Given data START

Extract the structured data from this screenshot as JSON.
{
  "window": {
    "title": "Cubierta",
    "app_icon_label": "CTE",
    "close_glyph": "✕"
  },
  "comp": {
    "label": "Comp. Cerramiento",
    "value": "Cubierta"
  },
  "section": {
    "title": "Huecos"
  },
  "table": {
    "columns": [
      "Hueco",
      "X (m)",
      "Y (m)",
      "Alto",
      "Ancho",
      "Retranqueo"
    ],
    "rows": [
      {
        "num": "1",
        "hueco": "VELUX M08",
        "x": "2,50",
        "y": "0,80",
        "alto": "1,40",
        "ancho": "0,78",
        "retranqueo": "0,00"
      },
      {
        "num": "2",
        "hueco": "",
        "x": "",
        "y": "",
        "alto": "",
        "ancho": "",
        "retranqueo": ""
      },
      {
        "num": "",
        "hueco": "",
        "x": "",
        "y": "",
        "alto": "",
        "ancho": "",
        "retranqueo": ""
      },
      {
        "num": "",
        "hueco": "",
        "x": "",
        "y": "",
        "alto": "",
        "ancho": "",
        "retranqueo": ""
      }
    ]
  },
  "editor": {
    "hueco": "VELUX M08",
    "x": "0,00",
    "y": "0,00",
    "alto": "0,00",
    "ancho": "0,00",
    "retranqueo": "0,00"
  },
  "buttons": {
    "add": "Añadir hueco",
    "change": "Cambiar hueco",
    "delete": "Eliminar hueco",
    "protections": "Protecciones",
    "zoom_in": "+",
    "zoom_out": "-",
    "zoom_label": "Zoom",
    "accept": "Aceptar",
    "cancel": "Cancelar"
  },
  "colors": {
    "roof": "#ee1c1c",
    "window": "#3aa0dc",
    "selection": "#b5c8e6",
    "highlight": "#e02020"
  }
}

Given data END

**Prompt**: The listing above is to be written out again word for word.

**Answer to the exercise**:
Extract the structured data from this screenshot as JSON.
{
  "window": {
    "title": "Cubierta",
    "app_icon_label": "CTE",
    "close_glyph": "✕"
  },
  "comp": {
    "label": "Comp. Cerramiento",
    "value": "Cubierta"
  },
  "section": {
    "title": "Huecos"
  },
  "table": {
    "columns": [
      "Hueco",
      "X (m)",
      "Y (m)",
      "Alto",
      "Ancho",
      "Retranqueo"
    ],
    "rows": [
      {
        "num": "1",
        "hueco": "VELUX M08",
        "x": "2,50",
        "y": "0,80",
        "alto": "1,40",
        "ancho": "0,78",
        "retranqueo": "0,00"
      },
      {
        "num": "2",
        "hueco": "",
        "x": "",
        "y": "",
        "alto": "",
        "ancho": "",
        "retranqueo": ""
      },
      {
        "num": "",
        "hueco": "",
        "x": "",
        "y": "",
        "alto": "",
        "ancho": "",
        "retranqueo": ""
      },
      {
        "num": "",
        "hueco": "",
        "x": "",
        "y": "",
        "alto": "",
        "ancho": "",
        "retranqueo": ""
      }
    ]
  },
  "editor": {
    "hueco": "VELUX M08",
    "x": "0,00",
    "y": "0,00",
    "alto": "0,00",
    "ancho": "0,00",
    "retranqueo": "0,00"
  },
  "buttons": {
    "add": "Añadir hueco",
    "change": "Cambiar hueco",
    "delete": "Eliminar hueco",
    "protections": "Protecciones",
    "zoom_in": "+",
    "zoom_out": "-",
    "zoom_label": "Zoom",
    "accept": "Aceptar",
    "cancel": "Cancelar"
  },
  "colors": {
    "roof": "#ee1c1c",
    "window": "#3aa0dc",
    "selection": "#b5c8e6",
    "highlight": "#e02020"
  }
}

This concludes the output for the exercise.